- _Source data_:
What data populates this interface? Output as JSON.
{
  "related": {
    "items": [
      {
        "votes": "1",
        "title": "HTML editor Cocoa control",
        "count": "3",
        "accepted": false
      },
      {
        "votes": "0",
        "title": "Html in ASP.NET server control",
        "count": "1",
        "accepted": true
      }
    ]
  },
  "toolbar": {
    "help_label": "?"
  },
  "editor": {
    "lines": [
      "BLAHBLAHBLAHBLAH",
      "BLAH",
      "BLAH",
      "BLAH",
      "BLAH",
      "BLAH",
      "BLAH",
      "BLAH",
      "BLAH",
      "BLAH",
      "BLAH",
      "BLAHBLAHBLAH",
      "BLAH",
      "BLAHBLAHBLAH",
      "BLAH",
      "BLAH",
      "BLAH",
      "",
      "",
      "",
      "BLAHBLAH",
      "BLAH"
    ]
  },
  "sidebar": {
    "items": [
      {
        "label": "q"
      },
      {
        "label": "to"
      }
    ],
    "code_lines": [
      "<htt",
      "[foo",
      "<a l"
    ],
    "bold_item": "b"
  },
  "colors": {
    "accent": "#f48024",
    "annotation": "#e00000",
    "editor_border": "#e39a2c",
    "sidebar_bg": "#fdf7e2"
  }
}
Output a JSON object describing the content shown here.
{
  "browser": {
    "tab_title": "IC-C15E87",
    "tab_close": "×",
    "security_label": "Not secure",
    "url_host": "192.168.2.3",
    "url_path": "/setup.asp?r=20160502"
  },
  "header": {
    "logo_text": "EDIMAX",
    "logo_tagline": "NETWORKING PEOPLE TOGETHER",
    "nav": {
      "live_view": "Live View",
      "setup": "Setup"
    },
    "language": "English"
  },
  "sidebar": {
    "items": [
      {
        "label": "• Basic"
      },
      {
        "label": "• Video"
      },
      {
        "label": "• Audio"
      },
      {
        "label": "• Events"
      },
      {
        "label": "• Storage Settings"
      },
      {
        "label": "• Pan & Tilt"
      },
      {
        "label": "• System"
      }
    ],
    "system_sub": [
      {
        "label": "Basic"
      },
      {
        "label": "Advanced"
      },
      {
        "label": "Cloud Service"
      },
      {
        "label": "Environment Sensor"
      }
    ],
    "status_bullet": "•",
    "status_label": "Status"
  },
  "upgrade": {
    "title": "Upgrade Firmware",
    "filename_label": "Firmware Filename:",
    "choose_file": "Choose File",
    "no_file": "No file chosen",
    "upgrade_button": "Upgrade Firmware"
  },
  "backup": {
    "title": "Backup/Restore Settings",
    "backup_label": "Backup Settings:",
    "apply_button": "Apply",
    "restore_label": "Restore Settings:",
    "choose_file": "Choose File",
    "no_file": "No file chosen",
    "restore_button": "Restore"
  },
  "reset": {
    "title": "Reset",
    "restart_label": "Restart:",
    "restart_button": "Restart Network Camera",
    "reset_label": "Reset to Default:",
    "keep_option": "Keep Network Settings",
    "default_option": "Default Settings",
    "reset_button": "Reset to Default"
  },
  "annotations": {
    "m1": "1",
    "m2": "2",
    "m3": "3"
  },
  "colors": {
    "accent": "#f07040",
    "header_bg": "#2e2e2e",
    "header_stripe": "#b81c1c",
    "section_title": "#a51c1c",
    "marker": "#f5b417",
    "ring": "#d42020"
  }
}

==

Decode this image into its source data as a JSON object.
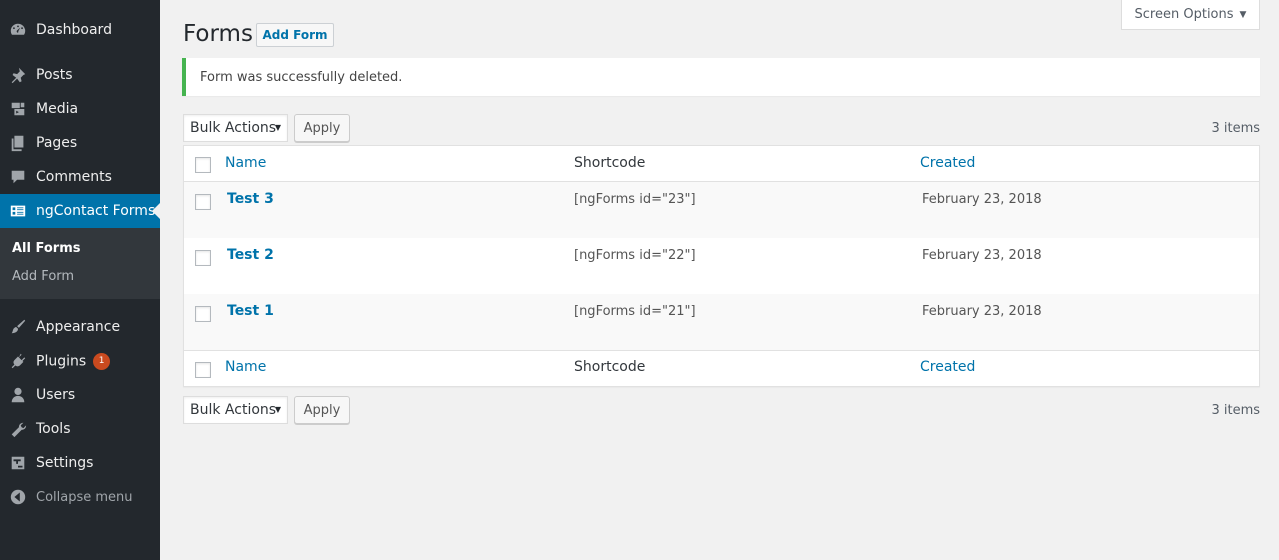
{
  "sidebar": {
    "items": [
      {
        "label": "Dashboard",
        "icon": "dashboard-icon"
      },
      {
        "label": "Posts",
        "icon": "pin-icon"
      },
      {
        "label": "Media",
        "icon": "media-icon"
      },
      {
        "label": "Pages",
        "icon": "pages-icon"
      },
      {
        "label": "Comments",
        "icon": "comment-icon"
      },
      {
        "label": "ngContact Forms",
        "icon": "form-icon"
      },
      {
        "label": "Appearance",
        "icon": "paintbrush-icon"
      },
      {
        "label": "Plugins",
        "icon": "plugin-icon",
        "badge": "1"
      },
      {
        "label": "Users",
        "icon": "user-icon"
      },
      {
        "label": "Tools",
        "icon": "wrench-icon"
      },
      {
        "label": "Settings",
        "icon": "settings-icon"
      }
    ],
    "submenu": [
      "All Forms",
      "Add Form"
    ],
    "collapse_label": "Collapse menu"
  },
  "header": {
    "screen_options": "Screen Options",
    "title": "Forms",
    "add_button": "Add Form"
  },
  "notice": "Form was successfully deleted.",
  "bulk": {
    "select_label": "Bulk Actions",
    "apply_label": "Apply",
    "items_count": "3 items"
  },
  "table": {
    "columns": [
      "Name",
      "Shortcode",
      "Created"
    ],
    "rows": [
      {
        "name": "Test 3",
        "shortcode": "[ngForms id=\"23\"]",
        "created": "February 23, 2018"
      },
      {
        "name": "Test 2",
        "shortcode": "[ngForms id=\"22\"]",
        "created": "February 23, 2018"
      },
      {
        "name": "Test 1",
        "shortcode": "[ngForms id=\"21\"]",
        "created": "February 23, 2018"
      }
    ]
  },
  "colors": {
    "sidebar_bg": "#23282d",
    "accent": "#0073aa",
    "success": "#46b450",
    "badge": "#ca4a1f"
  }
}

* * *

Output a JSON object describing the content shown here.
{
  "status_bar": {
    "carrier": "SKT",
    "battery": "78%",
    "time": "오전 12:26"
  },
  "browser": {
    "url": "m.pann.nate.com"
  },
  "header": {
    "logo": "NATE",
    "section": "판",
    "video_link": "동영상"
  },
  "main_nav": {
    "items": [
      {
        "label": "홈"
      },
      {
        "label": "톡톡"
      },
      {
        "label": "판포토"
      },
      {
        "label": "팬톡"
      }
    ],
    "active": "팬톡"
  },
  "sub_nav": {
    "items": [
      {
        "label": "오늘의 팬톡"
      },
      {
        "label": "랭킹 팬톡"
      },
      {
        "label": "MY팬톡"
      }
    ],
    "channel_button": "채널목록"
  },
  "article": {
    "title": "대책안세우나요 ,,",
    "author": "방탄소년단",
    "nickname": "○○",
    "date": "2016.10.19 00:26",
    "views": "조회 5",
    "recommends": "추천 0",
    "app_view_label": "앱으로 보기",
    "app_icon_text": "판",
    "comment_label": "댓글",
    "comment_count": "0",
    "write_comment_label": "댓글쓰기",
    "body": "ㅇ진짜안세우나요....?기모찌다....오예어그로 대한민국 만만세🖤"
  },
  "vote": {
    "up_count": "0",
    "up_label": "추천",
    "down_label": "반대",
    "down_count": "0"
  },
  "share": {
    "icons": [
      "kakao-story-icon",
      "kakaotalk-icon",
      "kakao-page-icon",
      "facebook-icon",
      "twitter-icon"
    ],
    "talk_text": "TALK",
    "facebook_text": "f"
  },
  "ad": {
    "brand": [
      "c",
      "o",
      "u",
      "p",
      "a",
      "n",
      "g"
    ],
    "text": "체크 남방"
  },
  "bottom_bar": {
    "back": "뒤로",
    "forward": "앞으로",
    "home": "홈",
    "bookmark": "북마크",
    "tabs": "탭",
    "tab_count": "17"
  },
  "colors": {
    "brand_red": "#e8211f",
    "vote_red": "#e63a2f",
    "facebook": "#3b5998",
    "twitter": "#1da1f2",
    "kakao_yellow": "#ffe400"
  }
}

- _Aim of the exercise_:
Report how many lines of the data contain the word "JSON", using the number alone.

- _Exercise output_:
4